  • A nurse is not a waitress. No insult to waitresses, but nurses study nursing for at least two (and usually four) solid years in school, and are sometimes even more educated than you yourself. Not only that, but they are some of the kindest souls you will meet. I have worked in lowly medical units with nurses who not only have Ph.Ds, but who have been practicing over thirty years. That’s amazing! Imagine what they’ve seen and how many people they have helped! Respect their experience and their knowledge and treat them as peers, not inferiors, to the doctors and yourself. I understand why patients treat nurses badly, but consider it unforgivable (and pretty idiotic) when families and friends of patients do. The bottom line is this: the better you treat the nurses, the better care you get. It’s sad to reduce it to that, and it’s gauche to say it, but it’s true.
  • When you ask to see the doctor, don’t expect it to happen right now. By law, a doctor (note the word “a”) must step in on a patient once daily. You might have already missed rounds, which means either the doctor now must see dozens of other patients in fairness before redoubling back to see your loved one (unless it is an emergency), or it might even mean the doctor has left the building and probably won’t be coming back unless there is an emergency. The very best thing you can do is ask the nurse if she will have the doctor call you. Provide a cell phone number, and turn your ringer on. It is an excellent way to get in touch with the doctor, and works best for everyone involved.

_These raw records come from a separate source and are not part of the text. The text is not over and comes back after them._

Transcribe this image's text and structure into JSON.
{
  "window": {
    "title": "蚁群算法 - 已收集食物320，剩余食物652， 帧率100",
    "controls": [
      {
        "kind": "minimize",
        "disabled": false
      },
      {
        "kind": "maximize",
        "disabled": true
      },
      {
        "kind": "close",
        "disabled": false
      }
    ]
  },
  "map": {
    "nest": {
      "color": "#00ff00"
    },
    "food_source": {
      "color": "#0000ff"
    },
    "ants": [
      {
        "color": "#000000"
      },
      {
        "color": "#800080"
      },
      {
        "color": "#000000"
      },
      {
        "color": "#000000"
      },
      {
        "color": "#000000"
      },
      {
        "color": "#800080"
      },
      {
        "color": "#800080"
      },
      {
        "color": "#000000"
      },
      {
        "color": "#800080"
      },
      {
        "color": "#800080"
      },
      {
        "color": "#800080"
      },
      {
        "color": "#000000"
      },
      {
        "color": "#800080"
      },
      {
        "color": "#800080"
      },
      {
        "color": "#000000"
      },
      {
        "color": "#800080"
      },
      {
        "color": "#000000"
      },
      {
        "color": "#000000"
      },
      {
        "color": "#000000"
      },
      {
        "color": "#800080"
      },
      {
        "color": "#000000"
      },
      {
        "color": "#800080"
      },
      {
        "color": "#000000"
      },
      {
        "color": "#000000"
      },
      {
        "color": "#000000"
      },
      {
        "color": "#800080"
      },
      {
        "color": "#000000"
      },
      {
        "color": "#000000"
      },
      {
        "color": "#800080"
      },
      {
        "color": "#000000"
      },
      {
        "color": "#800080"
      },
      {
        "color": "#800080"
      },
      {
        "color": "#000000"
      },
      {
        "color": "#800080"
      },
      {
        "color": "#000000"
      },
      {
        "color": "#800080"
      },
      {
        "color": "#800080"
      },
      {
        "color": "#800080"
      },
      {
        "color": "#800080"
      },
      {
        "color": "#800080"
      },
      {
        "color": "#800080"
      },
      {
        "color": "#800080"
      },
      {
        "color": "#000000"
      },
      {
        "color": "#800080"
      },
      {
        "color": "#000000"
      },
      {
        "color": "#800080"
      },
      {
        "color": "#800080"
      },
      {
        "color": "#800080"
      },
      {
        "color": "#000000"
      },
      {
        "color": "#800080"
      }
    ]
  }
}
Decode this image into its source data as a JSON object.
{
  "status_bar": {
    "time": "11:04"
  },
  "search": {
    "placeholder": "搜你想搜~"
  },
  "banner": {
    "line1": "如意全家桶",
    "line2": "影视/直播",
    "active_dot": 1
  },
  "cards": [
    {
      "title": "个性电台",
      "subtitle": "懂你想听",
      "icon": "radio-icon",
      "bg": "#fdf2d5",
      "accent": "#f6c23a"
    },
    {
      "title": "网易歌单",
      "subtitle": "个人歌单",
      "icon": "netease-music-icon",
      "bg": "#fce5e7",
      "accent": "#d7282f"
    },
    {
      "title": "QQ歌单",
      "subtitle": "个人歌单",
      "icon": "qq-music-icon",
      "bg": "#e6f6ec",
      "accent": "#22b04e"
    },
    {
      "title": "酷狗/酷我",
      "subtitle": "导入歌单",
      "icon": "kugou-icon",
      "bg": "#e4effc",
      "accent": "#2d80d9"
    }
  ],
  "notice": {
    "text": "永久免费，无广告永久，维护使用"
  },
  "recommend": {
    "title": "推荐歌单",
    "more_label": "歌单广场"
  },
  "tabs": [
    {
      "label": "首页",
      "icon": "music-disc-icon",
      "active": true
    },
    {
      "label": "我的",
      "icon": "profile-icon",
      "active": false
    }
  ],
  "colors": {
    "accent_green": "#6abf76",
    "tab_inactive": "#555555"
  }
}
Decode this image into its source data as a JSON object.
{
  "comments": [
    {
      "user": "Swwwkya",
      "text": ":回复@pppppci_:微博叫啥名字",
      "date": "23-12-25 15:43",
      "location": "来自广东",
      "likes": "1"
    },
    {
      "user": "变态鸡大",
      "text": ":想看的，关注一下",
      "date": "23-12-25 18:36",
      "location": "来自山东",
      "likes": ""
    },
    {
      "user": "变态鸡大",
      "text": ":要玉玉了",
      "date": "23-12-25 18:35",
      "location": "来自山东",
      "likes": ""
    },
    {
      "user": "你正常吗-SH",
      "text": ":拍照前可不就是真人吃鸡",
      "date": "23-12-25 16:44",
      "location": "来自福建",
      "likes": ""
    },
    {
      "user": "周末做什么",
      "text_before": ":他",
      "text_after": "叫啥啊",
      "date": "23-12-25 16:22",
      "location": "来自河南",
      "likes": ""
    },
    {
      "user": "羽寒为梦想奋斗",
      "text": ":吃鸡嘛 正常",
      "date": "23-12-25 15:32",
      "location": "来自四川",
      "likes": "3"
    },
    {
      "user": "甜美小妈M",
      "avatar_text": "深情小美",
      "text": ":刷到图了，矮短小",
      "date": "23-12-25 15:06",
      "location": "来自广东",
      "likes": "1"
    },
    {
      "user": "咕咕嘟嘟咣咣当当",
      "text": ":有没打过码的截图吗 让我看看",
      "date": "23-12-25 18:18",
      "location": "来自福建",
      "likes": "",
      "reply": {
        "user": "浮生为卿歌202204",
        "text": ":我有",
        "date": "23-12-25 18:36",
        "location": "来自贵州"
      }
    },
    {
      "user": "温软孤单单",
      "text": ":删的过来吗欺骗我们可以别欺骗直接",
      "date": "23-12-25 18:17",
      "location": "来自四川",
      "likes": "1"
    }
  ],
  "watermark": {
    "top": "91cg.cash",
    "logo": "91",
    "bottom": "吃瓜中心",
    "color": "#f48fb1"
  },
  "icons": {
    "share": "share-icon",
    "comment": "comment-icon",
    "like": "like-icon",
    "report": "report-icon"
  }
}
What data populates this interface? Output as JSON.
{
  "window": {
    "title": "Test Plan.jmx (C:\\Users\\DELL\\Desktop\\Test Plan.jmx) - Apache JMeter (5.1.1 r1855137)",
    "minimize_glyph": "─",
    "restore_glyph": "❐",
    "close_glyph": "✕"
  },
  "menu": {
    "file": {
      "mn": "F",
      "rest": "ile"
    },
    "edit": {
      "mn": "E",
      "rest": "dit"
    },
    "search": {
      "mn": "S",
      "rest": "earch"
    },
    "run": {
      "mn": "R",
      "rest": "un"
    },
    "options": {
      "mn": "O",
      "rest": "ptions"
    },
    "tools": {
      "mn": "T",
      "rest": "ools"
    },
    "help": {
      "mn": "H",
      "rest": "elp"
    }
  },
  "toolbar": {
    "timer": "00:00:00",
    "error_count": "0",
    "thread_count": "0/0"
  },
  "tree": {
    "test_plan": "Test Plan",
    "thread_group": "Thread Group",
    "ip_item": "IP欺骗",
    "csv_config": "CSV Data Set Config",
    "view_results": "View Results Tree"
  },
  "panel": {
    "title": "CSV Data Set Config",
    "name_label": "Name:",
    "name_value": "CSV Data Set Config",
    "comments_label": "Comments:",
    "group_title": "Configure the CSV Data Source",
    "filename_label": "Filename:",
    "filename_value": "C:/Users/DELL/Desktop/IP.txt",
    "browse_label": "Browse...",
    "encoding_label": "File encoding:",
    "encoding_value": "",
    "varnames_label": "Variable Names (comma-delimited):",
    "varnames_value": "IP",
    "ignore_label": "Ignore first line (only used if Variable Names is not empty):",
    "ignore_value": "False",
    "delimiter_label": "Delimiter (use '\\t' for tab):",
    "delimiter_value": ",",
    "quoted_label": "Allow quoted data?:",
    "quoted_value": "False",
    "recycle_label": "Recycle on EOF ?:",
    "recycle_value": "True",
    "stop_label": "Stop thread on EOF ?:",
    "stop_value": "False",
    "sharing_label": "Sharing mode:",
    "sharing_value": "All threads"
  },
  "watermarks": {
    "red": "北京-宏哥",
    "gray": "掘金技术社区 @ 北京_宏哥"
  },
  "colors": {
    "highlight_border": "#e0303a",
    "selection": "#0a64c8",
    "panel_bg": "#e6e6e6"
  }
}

  • If you are very close to the patient and know which medications he/she takes, but the staff doesn’t yet know, that’s a problem! Bring a list of all the patient’s medications, their doses, and how they are taken. Better yet, bring all the bottles with you in case there is a question. I don’t know how many times a problem was solved simply by getting a patient back on medications they’d been missing. Also, if they ask you what the patient takes, they mean everything. Prescription, over-the-counter, herbal, vitamin, and illicit drugs — list them all.
  • Bring the patient’s legal papers. If you are a spouse, parent, guardian, or legal representative of the patient and have access to his/her living will, DNR, POLST (a lot of names for essentially the same form) and/or advance directive, bring it and have it put in the patient’s chart. If the patient has special arrangements and requests such as DNR, make sure the medical team is made aware!
  • The Health Insurance Portability and Accountability Act of 1996. There’s a law for everything! Keep in mind that the nurses aren’t allowed to tell you a lot of things unless it is obvious you are recognized by the patient as a confidant (i.e. parent or spouse). Even so, there may be times when you, say, call on the phone and people won’t tell you anything. They may even make fools of themselves trying not to tell you anything. Technically, if you are not a known contact of the patient, all the nurse can tell you is what the patient’s general status is (stable, fair, good, etc) and the patient’s room number. However, some patients choose to remain unlisted so that if you ask after them, the staff is required to lie and tell you they don’t have that patient in the system. Don’t get mad at the staff if you hit a dead end. Get crafty. A little charm and good conversation might get you far!
  • A hospital discharge can take many, many hours to process. If your loved one calls you to tell you “They’re sending me home today!” don’t jump in the car. I recommend calling the nurse’s station and requesting an estimate on how long the discharge will take. Sometimes, you may find your loved one is simply hallucinating.

What do you think? Anything to add? Anything you disagree with?